_YOUR TASK_
Go line by line through the records below. Copy whichever lines contain the string "Parser".

_PROVIDED DATA_
----------------------------------------

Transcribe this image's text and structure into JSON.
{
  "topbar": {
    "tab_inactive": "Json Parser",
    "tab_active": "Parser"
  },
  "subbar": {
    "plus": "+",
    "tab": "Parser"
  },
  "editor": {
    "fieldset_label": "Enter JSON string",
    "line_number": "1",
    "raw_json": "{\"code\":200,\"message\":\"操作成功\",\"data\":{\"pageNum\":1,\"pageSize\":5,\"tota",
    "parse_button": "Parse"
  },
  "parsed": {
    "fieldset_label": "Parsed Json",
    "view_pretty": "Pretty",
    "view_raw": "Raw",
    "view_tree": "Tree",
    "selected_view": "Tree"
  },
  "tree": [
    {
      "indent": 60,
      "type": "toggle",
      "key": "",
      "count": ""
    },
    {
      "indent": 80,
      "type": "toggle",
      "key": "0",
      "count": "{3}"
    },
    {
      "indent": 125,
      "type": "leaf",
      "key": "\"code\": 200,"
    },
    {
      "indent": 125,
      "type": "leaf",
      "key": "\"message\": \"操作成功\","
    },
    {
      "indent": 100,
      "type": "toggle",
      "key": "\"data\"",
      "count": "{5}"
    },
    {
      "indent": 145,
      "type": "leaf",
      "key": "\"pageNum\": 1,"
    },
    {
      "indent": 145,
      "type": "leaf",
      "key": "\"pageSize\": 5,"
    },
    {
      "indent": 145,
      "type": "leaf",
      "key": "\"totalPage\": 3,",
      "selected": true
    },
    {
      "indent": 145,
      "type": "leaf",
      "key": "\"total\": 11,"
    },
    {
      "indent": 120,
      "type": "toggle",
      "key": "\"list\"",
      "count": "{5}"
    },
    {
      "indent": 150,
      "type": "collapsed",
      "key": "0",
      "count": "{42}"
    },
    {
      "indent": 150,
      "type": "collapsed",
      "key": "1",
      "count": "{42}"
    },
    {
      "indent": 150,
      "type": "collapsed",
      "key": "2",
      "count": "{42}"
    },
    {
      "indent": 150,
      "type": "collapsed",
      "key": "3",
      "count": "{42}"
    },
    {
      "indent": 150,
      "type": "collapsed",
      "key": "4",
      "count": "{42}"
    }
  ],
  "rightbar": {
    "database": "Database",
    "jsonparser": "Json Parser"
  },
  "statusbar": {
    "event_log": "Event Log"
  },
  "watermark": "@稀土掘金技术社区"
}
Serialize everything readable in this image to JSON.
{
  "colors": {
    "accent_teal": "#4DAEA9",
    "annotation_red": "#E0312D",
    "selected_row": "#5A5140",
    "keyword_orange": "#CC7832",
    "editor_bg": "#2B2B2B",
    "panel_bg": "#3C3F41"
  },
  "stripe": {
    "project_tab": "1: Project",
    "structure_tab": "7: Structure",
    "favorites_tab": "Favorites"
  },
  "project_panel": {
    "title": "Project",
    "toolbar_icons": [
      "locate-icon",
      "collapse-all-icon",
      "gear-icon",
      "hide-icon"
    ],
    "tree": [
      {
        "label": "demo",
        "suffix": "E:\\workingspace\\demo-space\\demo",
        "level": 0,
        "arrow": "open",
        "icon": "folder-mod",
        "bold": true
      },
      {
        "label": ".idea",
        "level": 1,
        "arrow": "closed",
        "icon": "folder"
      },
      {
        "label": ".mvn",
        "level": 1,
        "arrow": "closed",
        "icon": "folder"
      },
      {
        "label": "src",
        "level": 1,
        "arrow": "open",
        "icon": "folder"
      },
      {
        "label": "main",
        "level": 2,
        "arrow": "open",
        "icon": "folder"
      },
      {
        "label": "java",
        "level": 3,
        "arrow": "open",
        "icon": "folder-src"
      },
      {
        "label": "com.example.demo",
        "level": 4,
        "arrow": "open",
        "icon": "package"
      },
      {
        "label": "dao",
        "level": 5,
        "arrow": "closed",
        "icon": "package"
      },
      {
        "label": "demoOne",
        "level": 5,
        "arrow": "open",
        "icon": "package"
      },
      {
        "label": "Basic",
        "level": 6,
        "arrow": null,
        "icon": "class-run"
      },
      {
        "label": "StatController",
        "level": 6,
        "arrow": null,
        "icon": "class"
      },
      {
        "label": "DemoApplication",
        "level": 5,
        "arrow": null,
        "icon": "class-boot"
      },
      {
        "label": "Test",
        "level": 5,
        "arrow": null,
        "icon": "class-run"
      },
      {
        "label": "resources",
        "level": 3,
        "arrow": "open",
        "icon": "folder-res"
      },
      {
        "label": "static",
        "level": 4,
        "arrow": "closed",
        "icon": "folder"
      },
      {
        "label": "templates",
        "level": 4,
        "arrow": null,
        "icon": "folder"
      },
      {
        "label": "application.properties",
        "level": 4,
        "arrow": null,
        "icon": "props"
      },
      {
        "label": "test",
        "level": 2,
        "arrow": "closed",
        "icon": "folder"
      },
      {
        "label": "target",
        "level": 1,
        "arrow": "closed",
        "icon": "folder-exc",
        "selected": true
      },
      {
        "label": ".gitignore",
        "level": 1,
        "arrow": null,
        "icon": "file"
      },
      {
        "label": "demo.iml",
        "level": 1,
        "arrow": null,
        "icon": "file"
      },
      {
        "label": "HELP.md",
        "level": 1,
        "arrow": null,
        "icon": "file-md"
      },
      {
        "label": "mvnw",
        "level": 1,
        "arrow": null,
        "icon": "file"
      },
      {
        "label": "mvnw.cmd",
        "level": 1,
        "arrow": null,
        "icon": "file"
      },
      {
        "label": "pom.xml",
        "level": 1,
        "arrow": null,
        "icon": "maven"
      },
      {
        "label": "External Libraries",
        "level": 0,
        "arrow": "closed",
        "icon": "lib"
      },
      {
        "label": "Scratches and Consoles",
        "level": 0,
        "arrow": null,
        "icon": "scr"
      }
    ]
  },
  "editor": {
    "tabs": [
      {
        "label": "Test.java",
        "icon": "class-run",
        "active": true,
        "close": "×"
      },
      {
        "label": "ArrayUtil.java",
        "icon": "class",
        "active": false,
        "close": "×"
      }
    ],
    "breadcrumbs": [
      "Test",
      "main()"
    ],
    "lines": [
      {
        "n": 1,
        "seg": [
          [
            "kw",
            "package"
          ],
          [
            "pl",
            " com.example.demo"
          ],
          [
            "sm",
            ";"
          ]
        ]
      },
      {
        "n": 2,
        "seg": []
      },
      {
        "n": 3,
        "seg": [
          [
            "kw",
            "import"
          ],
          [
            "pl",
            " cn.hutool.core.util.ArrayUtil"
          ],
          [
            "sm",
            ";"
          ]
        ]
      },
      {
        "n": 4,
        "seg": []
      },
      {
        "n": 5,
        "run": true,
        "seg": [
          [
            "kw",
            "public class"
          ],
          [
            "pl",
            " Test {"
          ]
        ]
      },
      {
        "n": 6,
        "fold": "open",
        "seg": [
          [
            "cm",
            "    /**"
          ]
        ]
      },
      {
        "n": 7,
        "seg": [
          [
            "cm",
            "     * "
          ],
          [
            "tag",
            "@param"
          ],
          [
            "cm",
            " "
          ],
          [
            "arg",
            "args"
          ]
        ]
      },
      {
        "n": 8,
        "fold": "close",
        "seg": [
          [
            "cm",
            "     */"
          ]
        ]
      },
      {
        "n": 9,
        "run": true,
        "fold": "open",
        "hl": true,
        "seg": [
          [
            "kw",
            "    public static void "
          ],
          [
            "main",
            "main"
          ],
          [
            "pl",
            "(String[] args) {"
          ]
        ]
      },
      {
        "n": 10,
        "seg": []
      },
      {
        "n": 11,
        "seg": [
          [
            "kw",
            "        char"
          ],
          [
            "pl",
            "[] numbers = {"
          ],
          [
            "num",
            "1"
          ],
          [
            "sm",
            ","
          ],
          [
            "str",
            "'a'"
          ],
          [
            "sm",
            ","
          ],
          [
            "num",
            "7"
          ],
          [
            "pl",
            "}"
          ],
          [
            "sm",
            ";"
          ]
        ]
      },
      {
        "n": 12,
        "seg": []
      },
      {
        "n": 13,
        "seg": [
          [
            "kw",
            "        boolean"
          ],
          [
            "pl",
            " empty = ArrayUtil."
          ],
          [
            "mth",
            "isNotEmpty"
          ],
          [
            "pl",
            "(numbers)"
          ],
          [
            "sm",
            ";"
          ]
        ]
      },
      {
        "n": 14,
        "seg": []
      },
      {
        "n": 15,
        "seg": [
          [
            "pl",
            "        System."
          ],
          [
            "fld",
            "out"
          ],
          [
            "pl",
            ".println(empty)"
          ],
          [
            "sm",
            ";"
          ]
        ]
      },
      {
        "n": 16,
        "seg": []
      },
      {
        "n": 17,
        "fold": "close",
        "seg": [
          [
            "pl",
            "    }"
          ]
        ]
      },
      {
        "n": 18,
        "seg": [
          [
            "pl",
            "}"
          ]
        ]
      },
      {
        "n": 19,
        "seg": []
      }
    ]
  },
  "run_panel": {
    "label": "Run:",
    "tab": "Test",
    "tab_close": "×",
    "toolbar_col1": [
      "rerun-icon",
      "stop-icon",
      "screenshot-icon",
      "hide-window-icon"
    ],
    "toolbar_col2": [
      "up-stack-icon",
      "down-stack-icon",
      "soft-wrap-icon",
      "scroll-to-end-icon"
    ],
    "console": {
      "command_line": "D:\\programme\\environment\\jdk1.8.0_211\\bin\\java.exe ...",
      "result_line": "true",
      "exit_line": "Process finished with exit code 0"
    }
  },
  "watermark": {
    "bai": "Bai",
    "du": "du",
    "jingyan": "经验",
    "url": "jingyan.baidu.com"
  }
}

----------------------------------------

_REPLY TO THE EXERCISE_
    "tab_inactive": "Json Parser",
    "tab_active": "Parser"
    "tab": "Parser"
    "jsonparser": "Json Parser"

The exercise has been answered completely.